Goori Futurism

Envisioning the sovereignty of country, community and culture in the Tweed

Mykaela Saunders

Thesis abstract

Goori Futurism is a new genre of speculative fiction that envisions Goori sovereignty in various futures in the Tweed (Minjungbal-Nganduwal land, Bundjalung country/far northern New South Wales), using Blackfella Futurism themes and tropes. This thesis has two components: creative and critical. ALWAYS WILL BE: stories of Goori sovereignty, from the future(s) of the Tweed, the creative component of this project, is a short story collection comprised of ten short Goori Futurism stories. The critical component is an exegesis in three parts. The overarching question that the whole thesis asks is: what might our country, community and culture look like in a Future Tweed, given the reassertion of Goori sovereignty? ALWAYS WILL BE offers ten different answers to this question, and the exegesis considers the research and writing that led to the answers.

The stories in ALWAYS WILL BE are tied together by politics, setting and genre: each of the stories in this collection explore different expressions of Goori Sovereignty; all of the stories are set in the Tweed, in different versions of the Future, with various climate scenarios, population dynamics and political structures; and each story responds to the prevailing themes and tropes within the Blackfella Futurism genre. ALWAYS WILL BE is a forward-thinking collection that refuses cynicism or despair, and instead offers original, entertaining stories that imagine more liberating paradigms, and that celebrate Goori ways of being, knowing and doing – and becoming.[1]

To imagine the variety of ways that Gooris might live after reasserting sovereignty, the short story collection is epic in scope and features a diverse cast of Goori characters, and explores their complex relationships inside and across country, community and culture. Many of these worlds are truly post-colonial, and the local Goori community has reasserted sovereignty in different ways in each story – sometimes reclaiming country, or exerting full self-determination over our affairs, or by incorporating non-Indigenous people into our social networks – all while practising creative, sustainable and ancestrally-approved ways of living with climate change. Some of the stories envision the lifeways of thriving, autonomous characters who embody sovereignty as a utopian ideal. Some stories also comment on community politics, such as lateral violence, belonging and exclusion, and notions of authenticity tied into relational politics, by exploring these present tensions in the future tense.
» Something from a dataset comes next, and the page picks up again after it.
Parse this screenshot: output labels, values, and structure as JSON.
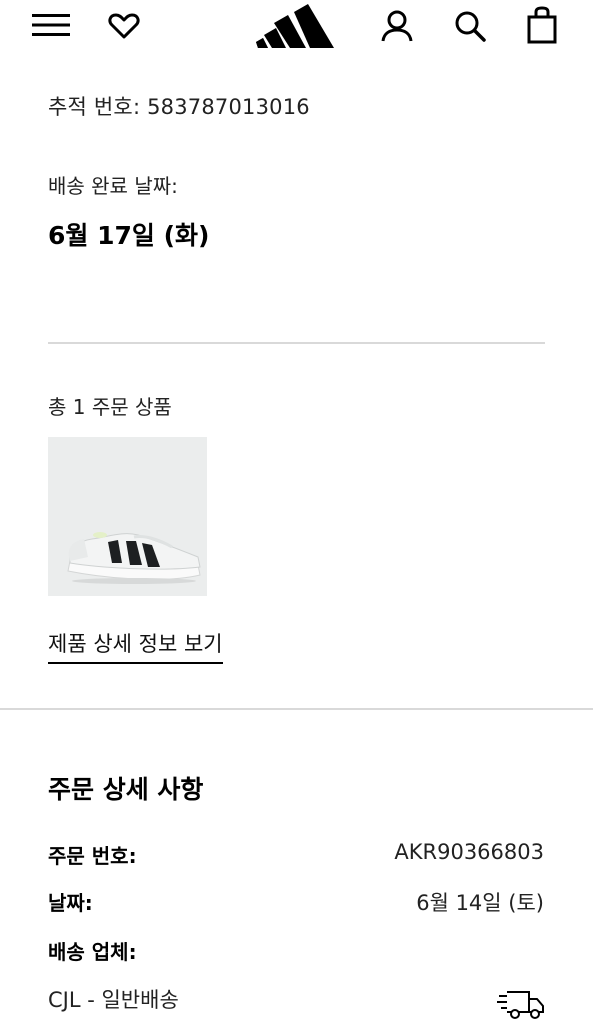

The exegesis first defines Goori Futurism as a politics of Goori Sovereignty, a setting of Future Tweed and a genre of Blackfella Futurism, then it traces Goori Futurism’s origins, lineage and goals, situating Goori Futurism as a place-based offspring of Blackfella Futurism, and a localised descendent of its ancestor Indigenous Futurism. Next, the exegesis introduces The Goori Futurism Research Framework as made up of three reading and writing frames: Politics – Goori Sovereignty, Setting – Future Tweed and Genre – Blackfella Futurism. These frames are both examples of research-led practice and practice-led research. Finally, the exegesis reflects on the ways that each of the stories are products of The Goori Futurism Research Framework.

This thesis, comprised of the stories in ALWAYS WILL BE and the scholarly writing in the exegesis combined, initiates the genre of Goori Futurism, articulates a philosophy and aesthetics of the genre and delineates its boundaries while resisting prescriptive genre protocols.

[1] This framework adapted from the work of Veronica Arbon, Arlathirnda Ngurkarnda Ityirnda: Being-Knowing-Doing: De-Colonising Indigenous Tertiary Education (Teneriffe: Post Pressed, 2008).

I undertook this project for a Doctor of Arts degree at the University of Sydney, in the Department of English’s creative writing program. My supervisors were Dr Peter Minter and Dr Vanessa Berry. I submitted my thesis in December 2021 and am awaiting my results. I intend to develop Goori Futurism further in ongoing creative and critical work, and I hope that it continues to expand through the contributions of other blackfellas, particularly Goori writers and artists.

I’m grateful for support for this project through the Grace Marion Wilson Glenfern Fellowship in 2019, and the Varuna Copyright Agency First Nations Fellowship in 2020.

Read & listen

Short stories:
  • Fire Bug, National Indigenous Story Awards, 2020
  • Terranora, Collisions: Fictions of the Future, Liminal x Pantera Press, 2020
  • Buried time, Overland 234: Autumn, 2019 (editorial by Evelyn Araluen and Jonathan Dunk)

Research profile:
  • Goori Futurism, Faculty of Arts and Social Sciences, University of Sydney, 2021

Conference paper outlining my creative practise, research and writing frameworks, and aims for the project:
  • Goori-futurism: envisioning the sovereignty of Minjungbal-Nganduwal country, community, and culture through speculative fiction, SFRA Review 330: Fall, 2019

Podcast of panel discussion, describing world-building process for the stories:
  • World-Building 101 with Catherine McKinnon and Mitchell Hogan, moderated by Keith Stevenson, Writing NSW Speculative Fiction Festival, Sydney, 2019

© Mykaela Saunders, 2021